On 8 February, a three-judge bench of Justice Arun Mishra, Justice Adarsh Goel and Justice MM Shantanagoudar had held that that once the compensation amount for land acquired by a government agency has been unconditionally tendered but the land owner refuses it, this would amount to payment and discharge of obligation on part of the agency. A bench, comprising Justices Madan B Lokur, Kurian Joseph and Deepak Gupta, voiced its concerns while hearing arguments on propriety of a three-judge bench ruling of February 8, that held another three-judge ruling of 2014 to be "per incuriam" - not valid any longer, reports CNN IBN News 18.
That efficiently stalled the application of the February 8 judgment by the Justice Arun Mishra-led bench. Further, it also requested other Benches of the Supreme Court to defer the hearing in any matter relating to land acquisition.
However, what is interesting is that these Benches have referred the matter to Chief Justice of India for constituting appropriate Bench on the ground that a larger issue is involved.

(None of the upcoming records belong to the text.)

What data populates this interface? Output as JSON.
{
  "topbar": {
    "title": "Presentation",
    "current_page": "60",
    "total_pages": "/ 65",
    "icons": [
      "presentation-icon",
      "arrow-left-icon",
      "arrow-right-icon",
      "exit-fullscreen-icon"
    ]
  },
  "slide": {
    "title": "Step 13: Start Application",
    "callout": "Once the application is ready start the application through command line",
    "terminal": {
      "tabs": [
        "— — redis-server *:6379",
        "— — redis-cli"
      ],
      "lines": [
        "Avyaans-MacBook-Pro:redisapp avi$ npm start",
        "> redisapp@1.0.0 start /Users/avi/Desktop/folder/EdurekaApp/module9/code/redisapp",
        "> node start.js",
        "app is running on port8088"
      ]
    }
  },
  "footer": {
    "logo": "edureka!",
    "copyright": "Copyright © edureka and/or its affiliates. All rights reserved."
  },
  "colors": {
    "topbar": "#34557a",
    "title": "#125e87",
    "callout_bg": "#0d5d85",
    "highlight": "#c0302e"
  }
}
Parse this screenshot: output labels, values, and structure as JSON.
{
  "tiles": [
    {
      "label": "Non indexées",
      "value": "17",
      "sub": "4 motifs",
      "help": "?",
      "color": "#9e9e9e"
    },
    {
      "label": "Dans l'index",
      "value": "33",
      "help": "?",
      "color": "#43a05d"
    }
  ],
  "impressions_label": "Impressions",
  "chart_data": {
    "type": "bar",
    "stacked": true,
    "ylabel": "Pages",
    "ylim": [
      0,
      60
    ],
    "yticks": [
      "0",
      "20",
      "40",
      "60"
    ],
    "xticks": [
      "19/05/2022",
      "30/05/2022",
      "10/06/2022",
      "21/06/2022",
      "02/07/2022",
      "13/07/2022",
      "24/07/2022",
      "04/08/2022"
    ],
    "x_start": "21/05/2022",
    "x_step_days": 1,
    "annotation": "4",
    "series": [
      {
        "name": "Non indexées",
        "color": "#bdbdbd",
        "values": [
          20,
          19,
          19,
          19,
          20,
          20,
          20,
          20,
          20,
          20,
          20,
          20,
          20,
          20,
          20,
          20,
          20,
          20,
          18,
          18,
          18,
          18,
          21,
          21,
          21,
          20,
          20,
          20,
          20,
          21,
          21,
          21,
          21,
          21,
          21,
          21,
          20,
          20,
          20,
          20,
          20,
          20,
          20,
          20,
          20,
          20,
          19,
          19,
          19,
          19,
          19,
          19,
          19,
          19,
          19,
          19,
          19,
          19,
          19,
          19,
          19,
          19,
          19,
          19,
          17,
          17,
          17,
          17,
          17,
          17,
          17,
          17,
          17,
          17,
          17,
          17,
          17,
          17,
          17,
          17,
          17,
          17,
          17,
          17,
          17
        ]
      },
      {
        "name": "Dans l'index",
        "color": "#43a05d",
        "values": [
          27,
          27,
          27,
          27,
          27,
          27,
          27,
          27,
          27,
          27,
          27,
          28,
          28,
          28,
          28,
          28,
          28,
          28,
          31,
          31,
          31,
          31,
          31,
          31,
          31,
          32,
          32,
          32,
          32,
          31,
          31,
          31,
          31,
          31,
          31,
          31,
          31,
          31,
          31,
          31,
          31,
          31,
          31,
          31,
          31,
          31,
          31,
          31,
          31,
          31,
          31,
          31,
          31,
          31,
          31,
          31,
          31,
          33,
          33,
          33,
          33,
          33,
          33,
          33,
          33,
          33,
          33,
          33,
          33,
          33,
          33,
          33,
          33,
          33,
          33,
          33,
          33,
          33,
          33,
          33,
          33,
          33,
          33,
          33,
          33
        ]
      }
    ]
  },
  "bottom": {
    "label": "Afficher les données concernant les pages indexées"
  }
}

Incidentally, the 2014 verdict was rendered unanimously by former Chief Justice RM Lodha, Justice Kurian Joseph and Justice MB Lokur, holding that "the deposit of compensation amount in the government treasury is of no avail and can not be held to be equivalent to compensation paid to the landowners/persons interested".
After the happenings in court room 4 of Supreme Court yesterday which was followed by an order requesting other Benches to defer hearing in cases related to Section 24 of the Land Acquisition Act, two Benches seem to have already taken note of the same. The 2014 case - Pune Municipal Corporation & Anr. v. Harakchand Misirimal Solanki & Ors- primarily involved the interpretation of Section 24 of the Right to Fair Compensation and Transparency in Land Acquisition, Rehabilitation and Resettlement Act, 2013. Both the cases concerned land acquisition. The senior judge underlined that the hoary principle of the Supreme Court "is that you can't tinker with the system".
It was argued that the February 8 decision "had unsettled a long standing statement of law and had very serious repercussions on land acquisition cases". He added: "When the court is one, it must act as one". It said it would decide the future course of action - whether to refer the matter to a larger bench. It also asked other benches hearing similar matters to defer the hearing.
Meanwhile, cases relating to land acquisition came up before the court of Justices Arun Mishra and Amitava Roy on Thursday.
A bench of the court is usually allowed to reject the verdict passed by a smaller bench. The disunity between the benches raises the question of judicial discipline and propriety.